[AVAILABLE DATA Boundary: Start]

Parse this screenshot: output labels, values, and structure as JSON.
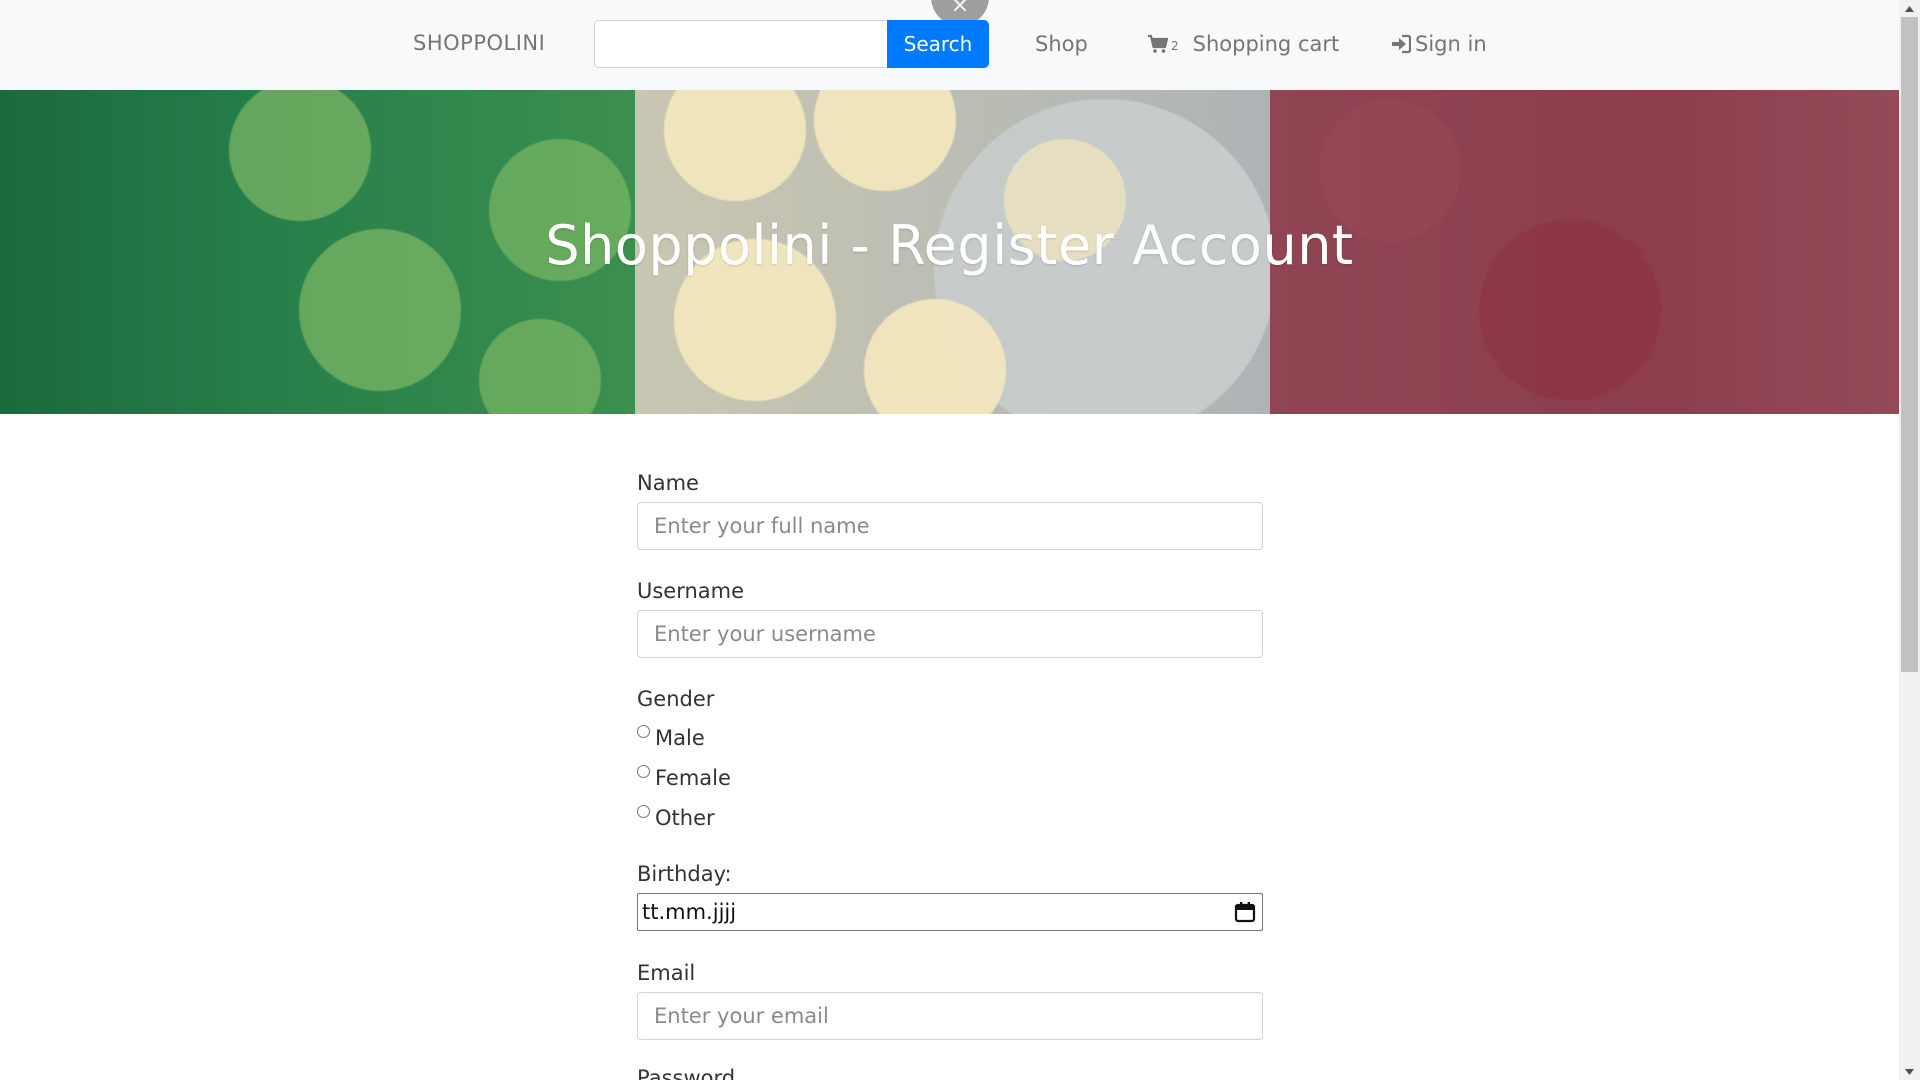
{
  "navbar": {
    "brand": "SHOPPOLINI",
    "search": {
      "value": "",
      "placeholder": "",
      "button_label": "Search"
    },
    "close_label": "×",
    "links": {
      "shop": "Shop",
      "cart_count": "2",
      "cart": "Shopping cart",
      "signin": "Sign in"
    },
    "icons": {
      "cart": "shopping-cart-icon",
      "signin": "sign-in-icon"
    },
    "colors": {
      "background": "#f8f9fa",
      "accent": "#007bff",
      "link": "#757575"
    }
  },
  "hero": {
    "title": "Shoppolini - Register Account",
    "colors": [
      "#1a6a3e",
      "#c9c7b2",
      "#8d3d4c"
    ]
  },
  "form": {
    "name": {
      "label": "Name",
      "placeholder": "Enter your full name",
      "value": ""
    },
    "username": {
      "label": "Username",
      "placeholder": "Enter your username",
      "value": ""
    },
    "gender": {
      "label": "Gender",
      "options": [
        "Male",
        "Female",
        "Other"
      ]
    },
    "birthday": {
      "label": "Birthday:",
      "value": "tt.mm.jjjj",
      "icon": "calendar-icon"
    },
    "email": {
      "label": "Email",
      "placeholder": "Enter your email",
      "value": ""
    },
    "password": {
      "label": "Password"
    }
  }
}
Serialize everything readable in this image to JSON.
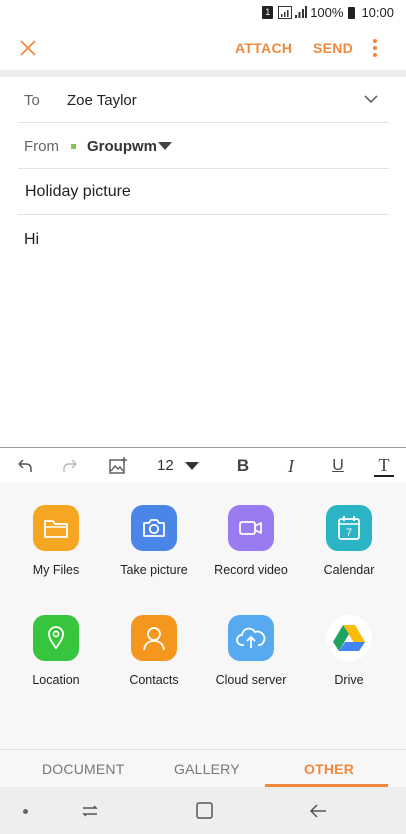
{
  "status_bar": {
    "sim": "1",
    "battery_percent": "100%",
    "time": "10:00"
  },
  "toolbar": {
    "attach_label": "ATTACH",
    "send_label": "SEND"
  },
  "compose": {
    "to_label": "To",
    "to_value": "Zoe Taylor",
    "from_label": "From",
    "from_value": "Groupwm",
    "subject": "Holiday picture",
    "body": "Hi"
  },
  "format_toolbar": {
    "font_size": "12",
    "bold": "B",
    "italic": "I",
    "underline": "U",
    "text_color": "T"
  },
  "attach_options": [
    {
      "label": "My Files",
      "icon": "folder-icon",
      "color": "#f5a623"
    },
    {
      "label": "Take picture",
      "icon": "camera-icon",
      "color": "#4a86e8"
    },
    {
      "label": "Record video",
      "icon": "video-camera-icon",
      "color": "#9b7bf2"
    },
    {
      "label": "Calendar",
      "icon": "calendar-icon",
      "color": "#2ab4c6"
    },
    {
      "label": "Location",
      "icon": "location-pin-icon",
      "color": "#36c53c"
    },
    {
      "label": "Contacts",
      "icon": "contacts-icon",
      "color": "#f5961e"
    },
    {
      "label": "Cloud server",
      "icon": "cloud-upload-icon",
      "color": "#57a9f0"
    },
    {
      "label": "Drive",
      "icon": "google-drive-icon",
      "color": "#ffffff"
    }
  ],
  "calendar_day": "7",
  "tabs": [
    {
      "label": "DOCUMENT"
    },
    {
      "label": "GALLERY"
    },
    {
      "label": "OTHER",
      "active": true
    }
  ],
  "colors": {
    "accent": "#f0883e"
  }
}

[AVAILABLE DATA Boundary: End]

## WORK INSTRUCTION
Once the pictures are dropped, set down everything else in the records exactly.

## TASK RESULT
Parse this screenshot: output labels, values, and structure as JSON.
{
  "navbar": {
    "brand": "SHOPPOLINI",
    "search": {
      "value": "",
      "placeholder": "",
      "button_label": "Search"
    },
    "close_label": "×",
    "links": {
      "shop": "Shop",
      "cart_count": "2",
      "cart": "Shopping cart",
      "signin": "Sign in"
    },
    "icons": {
      "cart": "shopping-cart-icon",
      "signin": "sign-in-icon"
    },
    "colors": {
      "background": "#f8f9fa",
      "accent": "#007bff",
      "link": "#757575"
    }
  },
  "hero": {
    "title": "Shoppolini - Register Account",
    "colors": [
      "#1a6a3e",
      "#c9c7b2",
      "#8d3d4c"
    ]
  },
  "form": {
    "name": {
      "label": "Name",
      "placeholder": "Enter your full name",
      "value": ""
    },
    "username": {
      "label": "Username",
      "placeholder": "Enter your username",
      "value": ""
    },
    "gender": {
      "label": "Gender",
      "options": [
        "Male",
        "Female",
        "Other"
      ]
    },
    "birthday": {
      "label": "Birthday:",
      "value": "tt.mm.jjjj",
      "icon": "calendar-icon"
    },
    "email": {
      "label": "Email",
      "placeholder": "Enter your email",
      "value": ""
    },
    "password": {
      "label": "Password"
    }
  }
}
Serialize everything readable in this image to JSON.
{
  "status_bar": {
    "sim": "1",
    "battery_percent": "100%",
    "time": "10:00"
  },
  "toolbar": {
    "attach_label": "ATTACH",
    "send_label": "SEND"
  },
  "compose": {
    "to_label": "To",
    "to_value": "Zoe Taylor",
    "from_label": "From",
    "from_value": "Groupwm",
    "subject": "Holiday picture",
    "body": "Hi"
  },
  "format_toolbar": {
    "font_size": "12",
    "bold": "B",
    "italic": "I",
    "underline": "U",
    "text_color": "T"
  },
  "attach_options": [
    {
      "label": "My Files",
      "icon": "folder-icon",
      "color": "#f5a623"
    },
    {
      "label": "Take picture",
      "icon": "camera-icon",
      "color": "#4a86e8"
    },
    {
      "label": "Record video",
      "icon": "video-camera-icon",
      "color": "#9b7bf2"
    },
    {
      "label": "Calendar",
      "icon": "calendar-icon",
      "color": "#2ab4c6"
    },
    {
      "label": "Location",
      "icon": "location-pin-icon",
      "color": "#36c53c"
    },
    {
      "label": "Contacts",
      "icon": "contacts-icon",
      "color": "#f5961e"
    },
    {
      "label": "Cloud server",
      "icon": "cloud-upload-icon",
      "color": "#57a9f0"
    },
    {
      "label": "Drive",
      "icon": "google-drive-icon",
      "color": "#ffffff"
    }
  ],
  "calendar_day": "7",
  "tabs": [
    {
      "label": "DOCUMENT"
    },
    {
      "label": "GALLERY"
    },
    {
      "label": "OTHER",
      "active": true
    }
  ],
  "colors": {
    "accent": "#f0883e"
  }
}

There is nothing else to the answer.